"""

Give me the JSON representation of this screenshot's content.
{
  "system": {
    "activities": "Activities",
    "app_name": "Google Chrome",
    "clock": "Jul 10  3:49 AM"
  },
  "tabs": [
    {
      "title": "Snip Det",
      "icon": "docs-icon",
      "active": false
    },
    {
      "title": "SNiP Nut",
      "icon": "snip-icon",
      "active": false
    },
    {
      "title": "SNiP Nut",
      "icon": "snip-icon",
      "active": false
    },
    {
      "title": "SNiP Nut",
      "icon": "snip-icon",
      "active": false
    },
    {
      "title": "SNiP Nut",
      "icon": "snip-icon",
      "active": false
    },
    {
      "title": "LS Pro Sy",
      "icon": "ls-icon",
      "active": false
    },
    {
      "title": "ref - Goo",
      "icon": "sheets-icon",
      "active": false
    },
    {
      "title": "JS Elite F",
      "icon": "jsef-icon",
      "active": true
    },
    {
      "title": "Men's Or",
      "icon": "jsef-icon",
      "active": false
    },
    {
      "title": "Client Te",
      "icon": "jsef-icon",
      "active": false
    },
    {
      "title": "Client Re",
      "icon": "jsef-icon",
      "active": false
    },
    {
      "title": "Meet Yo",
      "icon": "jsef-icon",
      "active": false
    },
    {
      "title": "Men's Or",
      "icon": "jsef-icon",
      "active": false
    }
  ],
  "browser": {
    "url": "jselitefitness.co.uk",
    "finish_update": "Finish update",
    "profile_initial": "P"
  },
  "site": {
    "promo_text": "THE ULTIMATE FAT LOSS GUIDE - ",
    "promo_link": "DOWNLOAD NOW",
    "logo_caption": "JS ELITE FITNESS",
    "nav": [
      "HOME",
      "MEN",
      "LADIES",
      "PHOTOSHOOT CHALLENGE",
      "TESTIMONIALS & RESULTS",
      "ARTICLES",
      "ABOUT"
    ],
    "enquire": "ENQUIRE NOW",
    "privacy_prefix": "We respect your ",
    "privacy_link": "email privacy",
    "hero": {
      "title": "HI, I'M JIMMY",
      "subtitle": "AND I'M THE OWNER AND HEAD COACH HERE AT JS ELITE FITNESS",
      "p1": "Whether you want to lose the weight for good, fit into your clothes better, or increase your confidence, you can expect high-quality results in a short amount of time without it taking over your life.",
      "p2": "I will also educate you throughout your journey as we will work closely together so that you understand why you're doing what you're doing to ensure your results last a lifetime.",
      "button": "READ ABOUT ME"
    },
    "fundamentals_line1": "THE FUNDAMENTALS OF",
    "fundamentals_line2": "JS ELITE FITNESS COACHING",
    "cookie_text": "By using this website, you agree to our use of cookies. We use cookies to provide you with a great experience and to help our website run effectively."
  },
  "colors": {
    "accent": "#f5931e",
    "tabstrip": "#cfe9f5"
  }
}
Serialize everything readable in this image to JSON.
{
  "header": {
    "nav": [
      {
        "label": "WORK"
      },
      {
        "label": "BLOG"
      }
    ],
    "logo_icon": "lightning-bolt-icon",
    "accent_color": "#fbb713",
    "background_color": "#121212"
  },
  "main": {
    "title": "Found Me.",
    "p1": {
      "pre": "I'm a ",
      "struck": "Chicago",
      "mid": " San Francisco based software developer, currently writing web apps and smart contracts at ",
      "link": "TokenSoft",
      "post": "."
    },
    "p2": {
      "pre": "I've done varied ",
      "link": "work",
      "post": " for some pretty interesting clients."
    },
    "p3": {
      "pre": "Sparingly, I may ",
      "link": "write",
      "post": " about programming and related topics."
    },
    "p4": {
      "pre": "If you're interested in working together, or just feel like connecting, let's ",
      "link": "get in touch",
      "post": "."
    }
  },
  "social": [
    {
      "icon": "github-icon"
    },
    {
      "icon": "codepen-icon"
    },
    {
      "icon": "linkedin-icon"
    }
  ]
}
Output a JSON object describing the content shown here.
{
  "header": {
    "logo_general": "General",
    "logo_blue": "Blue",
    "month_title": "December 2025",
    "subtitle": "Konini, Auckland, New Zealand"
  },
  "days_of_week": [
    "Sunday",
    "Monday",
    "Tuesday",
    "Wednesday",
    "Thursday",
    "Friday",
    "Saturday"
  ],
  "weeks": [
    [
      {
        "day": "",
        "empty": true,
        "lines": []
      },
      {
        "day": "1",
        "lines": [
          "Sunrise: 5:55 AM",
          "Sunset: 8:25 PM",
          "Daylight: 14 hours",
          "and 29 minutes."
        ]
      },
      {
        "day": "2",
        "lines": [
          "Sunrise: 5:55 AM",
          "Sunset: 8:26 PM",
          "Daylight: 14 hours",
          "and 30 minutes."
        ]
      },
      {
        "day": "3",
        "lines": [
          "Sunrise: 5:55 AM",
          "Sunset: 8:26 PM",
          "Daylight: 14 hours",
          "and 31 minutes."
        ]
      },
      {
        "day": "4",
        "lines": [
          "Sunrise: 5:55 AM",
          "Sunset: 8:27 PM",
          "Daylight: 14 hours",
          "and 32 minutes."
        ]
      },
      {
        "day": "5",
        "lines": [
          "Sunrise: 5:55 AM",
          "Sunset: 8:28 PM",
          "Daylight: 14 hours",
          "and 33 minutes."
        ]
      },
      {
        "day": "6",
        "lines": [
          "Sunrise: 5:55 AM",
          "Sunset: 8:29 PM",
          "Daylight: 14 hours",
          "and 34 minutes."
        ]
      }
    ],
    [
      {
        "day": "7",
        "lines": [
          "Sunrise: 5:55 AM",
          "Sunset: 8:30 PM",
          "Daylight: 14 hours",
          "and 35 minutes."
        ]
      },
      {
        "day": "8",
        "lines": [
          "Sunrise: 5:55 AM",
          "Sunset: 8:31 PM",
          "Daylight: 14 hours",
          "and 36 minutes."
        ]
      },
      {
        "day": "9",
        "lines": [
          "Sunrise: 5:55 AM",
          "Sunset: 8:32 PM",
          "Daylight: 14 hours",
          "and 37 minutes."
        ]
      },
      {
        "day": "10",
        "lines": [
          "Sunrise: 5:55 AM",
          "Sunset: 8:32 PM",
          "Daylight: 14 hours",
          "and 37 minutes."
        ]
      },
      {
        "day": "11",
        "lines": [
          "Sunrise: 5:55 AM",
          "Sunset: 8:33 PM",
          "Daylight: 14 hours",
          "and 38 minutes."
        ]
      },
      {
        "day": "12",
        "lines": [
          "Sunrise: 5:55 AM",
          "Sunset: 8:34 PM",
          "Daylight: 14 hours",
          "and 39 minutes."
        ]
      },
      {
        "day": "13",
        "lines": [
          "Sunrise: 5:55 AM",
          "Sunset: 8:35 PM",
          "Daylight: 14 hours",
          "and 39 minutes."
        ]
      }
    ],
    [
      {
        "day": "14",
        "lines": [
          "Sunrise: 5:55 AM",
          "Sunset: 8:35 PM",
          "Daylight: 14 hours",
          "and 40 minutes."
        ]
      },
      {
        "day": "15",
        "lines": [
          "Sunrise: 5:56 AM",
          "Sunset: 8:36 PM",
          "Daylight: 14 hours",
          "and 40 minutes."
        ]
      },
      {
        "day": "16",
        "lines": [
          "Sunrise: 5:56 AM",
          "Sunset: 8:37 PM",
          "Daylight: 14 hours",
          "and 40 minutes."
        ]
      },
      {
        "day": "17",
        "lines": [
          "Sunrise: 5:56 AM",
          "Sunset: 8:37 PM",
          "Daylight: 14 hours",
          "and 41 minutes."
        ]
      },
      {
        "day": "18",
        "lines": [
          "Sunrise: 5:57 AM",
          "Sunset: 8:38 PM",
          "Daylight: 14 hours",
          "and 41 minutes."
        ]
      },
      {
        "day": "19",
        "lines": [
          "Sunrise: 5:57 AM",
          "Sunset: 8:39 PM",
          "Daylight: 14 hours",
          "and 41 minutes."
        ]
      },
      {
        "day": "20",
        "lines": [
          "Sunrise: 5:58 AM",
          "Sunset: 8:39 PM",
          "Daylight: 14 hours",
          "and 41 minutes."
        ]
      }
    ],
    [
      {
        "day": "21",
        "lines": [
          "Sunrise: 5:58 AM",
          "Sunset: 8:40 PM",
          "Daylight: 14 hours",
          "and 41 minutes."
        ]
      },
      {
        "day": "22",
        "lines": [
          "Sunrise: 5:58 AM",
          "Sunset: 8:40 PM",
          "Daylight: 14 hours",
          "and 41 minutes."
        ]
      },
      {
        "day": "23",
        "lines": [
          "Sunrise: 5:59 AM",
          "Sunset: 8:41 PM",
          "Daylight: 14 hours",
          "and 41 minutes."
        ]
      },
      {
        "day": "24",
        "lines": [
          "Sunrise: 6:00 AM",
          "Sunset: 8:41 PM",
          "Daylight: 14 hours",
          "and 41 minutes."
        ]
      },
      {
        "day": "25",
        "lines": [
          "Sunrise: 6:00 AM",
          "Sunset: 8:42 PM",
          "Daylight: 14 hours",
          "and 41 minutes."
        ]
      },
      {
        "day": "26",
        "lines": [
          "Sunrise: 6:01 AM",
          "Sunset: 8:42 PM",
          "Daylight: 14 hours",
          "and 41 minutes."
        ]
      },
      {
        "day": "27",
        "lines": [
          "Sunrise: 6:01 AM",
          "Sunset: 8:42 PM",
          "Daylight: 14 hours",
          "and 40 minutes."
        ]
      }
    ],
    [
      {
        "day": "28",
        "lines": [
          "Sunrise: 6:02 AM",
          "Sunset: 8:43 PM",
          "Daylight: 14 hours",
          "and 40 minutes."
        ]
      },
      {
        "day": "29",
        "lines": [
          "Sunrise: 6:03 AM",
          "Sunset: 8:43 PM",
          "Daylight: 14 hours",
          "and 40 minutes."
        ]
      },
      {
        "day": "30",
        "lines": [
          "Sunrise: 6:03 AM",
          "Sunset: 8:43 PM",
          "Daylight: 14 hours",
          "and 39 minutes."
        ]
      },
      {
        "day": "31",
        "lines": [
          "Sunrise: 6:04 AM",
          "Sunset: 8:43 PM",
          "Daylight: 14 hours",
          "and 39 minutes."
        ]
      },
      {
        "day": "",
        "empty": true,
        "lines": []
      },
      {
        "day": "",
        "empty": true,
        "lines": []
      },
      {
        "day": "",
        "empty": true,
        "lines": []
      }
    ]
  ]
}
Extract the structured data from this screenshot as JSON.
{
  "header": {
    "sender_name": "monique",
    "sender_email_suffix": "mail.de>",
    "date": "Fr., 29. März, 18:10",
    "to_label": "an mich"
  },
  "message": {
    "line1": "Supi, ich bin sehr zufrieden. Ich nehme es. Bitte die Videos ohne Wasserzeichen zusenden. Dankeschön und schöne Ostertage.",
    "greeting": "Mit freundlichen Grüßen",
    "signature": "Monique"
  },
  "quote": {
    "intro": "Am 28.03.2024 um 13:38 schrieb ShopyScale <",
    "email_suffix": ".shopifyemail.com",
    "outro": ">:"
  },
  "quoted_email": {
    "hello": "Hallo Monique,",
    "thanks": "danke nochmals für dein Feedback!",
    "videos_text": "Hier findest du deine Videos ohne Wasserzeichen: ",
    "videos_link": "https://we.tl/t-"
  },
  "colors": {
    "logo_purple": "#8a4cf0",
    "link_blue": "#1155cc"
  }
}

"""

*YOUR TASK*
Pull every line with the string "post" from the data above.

*ANSWER SPACE*
      "post": "."
      "post": " for some pretty interesting clients."
      "post": " about programming and related topics."
      "post": "."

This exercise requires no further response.